The historical ways of training your supervisors won't work in today's fast-paced, constantly changing world. Companies are struggling with several workplace realities that have changed how they train and develop their talent. Today we will explore those workplace challenges and then offer a solution to provide practical training to your supervisors.
21st Century Workplace Realities
Widening Skills Gap
What exactly is a skills gap? A skills gap is when your employees' skill set doesn't align with the skills that they need to do their jobs effectively. Regarding supervisors, studies show that only 42% of companies provide formal training to their managers. The Bureau of Labor and Statistics states that managers receive 12-24 minutes of training annually on average. Companies are now faced with having to learn how to bridge the gap between talents and needed skills for specified jobs.
Outdated Training Strategies

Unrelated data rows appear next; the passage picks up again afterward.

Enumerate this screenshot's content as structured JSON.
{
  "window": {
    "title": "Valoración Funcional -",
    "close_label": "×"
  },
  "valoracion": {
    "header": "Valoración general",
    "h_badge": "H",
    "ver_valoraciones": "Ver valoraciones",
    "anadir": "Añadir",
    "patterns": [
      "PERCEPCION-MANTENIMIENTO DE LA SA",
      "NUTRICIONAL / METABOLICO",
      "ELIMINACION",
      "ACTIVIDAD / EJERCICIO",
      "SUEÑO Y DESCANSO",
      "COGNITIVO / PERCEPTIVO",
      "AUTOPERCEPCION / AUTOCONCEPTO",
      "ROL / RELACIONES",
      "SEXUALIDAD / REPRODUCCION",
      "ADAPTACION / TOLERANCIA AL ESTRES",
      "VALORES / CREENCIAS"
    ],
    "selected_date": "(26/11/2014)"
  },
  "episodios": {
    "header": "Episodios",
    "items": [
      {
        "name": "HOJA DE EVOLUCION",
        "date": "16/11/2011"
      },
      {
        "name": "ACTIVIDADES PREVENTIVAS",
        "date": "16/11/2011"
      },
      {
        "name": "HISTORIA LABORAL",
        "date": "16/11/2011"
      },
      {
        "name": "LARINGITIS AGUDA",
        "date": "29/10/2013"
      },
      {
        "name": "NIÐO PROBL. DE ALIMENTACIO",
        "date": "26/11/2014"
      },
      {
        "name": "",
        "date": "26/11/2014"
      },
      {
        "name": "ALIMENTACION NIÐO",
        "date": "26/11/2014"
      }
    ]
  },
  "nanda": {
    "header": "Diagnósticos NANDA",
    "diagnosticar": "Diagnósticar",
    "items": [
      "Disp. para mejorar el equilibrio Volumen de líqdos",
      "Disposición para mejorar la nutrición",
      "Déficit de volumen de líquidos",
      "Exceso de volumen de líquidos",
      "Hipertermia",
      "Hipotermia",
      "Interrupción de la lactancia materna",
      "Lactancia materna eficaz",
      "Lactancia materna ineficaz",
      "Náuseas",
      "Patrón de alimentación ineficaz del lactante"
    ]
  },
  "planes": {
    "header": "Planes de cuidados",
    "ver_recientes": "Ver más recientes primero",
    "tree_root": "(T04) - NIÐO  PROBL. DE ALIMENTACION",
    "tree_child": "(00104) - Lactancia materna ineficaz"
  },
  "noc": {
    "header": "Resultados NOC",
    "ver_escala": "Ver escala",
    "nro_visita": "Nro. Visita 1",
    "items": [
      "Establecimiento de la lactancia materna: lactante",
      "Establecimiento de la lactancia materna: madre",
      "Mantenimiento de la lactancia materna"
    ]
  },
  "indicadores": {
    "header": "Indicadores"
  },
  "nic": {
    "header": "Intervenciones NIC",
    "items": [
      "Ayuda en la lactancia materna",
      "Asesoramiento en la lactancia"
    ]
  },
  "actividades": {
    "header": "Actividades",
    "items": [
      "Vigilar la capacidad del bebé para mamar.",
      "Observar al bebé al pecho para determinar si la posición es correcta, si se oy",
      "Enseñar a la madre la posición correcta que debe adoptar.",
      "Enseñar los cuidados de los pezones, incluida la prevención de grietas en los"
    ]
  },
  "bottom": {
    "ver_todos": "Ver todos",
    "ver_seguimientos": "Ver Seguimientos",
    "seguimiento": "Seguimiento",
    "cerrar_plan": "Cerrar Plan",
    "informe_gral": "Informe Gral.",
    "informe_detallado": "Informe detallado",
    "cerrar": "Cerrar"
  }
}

What do you remember when you think back to training classes you attended in the past? Was the training held in a classroom or offsite, perhaps? Was a third party brought in to facilitate the training sessions? Did the training occur during the workday, where you were perhaps served breakfast and lunch during the session? In the past, classroom training was the way most organizations chose to develop their employees. That simply won't work any longer. Studies show that only 10-30% of classroom instruction finds its way into practice on the job. We know that employees learn best when training is both interactive and relates to learning objectives integrated into the employees' jobs. Companies are now tasked to find innovative and interactive ways to train their employees.
"Help Wanted" signs are everywhere. It's not just in a single industry; it's all around us. However, the demand for help within the labor-intensive industry is at its highest level. As of April 2022, Zip Recruiter shows 11.5 million jobs, of which 86,000 are in the shipbuilding industry alone. Companies are using overtime to fill the void, which can lead to worker burnout as well. Companies can no longer pull supervisors off the job for extended periods to get the needed training. While cost used to be the #1 barrier to training, today, time constraints and availability claim the #1 spot. Organizations must search for short, impactful training that can be delivered to their supervisors in real-time.
It stands to reason that with so many companies currently hiring, they will do about anything to recruit candidates. Raising their salary slightly higher than a competitor and offering slightly better benefits are just a few examples of creating high turnover in the workplace. This is especially true in labor-intensive industries. For example, transportation, warehousing, and utilities have a turnover rate of 46%. Manufacturing is up to 37%. These are incredibly high and create competitiveness in the market. According to surveys, 73% of companies are struggling to recruit employees, while over 61% are having difficulty retaining their employees. What does this mean for you? Organizations will need to revise or, in some cases, create learning and development plans for their employees. Those revised plans are essential if supervisors want to see their careers and the careers of their peers’ progress.
If generational differences haven't already impacted your organization, get ready. By 2030, one-third of the workshop will be Generation Z. A Gen Z employee has never known a world without Google. They have always been able to search for answers and instantly find things out in real time. They are also the most educated generation in history and thrive on constant learning and development opportunities. Keeping in mind that they are the most educated generation also means realizing they have various employment options. So, keeping your Gen Z employees up to date with training and development will be a top priority.
Micro-Learning as an Effective Training Platform
Understanding the challenges that organizations face leads to the question, "What is the solution for companies looking to train and develop their people?" Micro-Learning fits the bill. Micro-learning is simply breaking up or "thin-slicing" larger pieces of learning content into bite-size chunks. The goal of micro-learning is to keep the training session short so the trainee can learn what is needed and complete the module within 5-7 minutes. Each micro-learning session focuses on a single topic, thus ensuring that the learner is focused on one thing at a time. By design, micro-learning is interactive, engaging, and efficient.
Benefits of Micro-Learning:
- Knowledge Retention
- Aligns with Gen Z
Here is something to keep in mind as you move forward: 60% of supervisors fail within two years of being placed into their roles. Based on the current workplace reality around recruiting and retention, companies must update their training and development plans to ensure supervisor success. Micro-learning is an excellent option for companies struggling with today's workplace realities. Learn more in AEU LEAD's Online Learning Academy.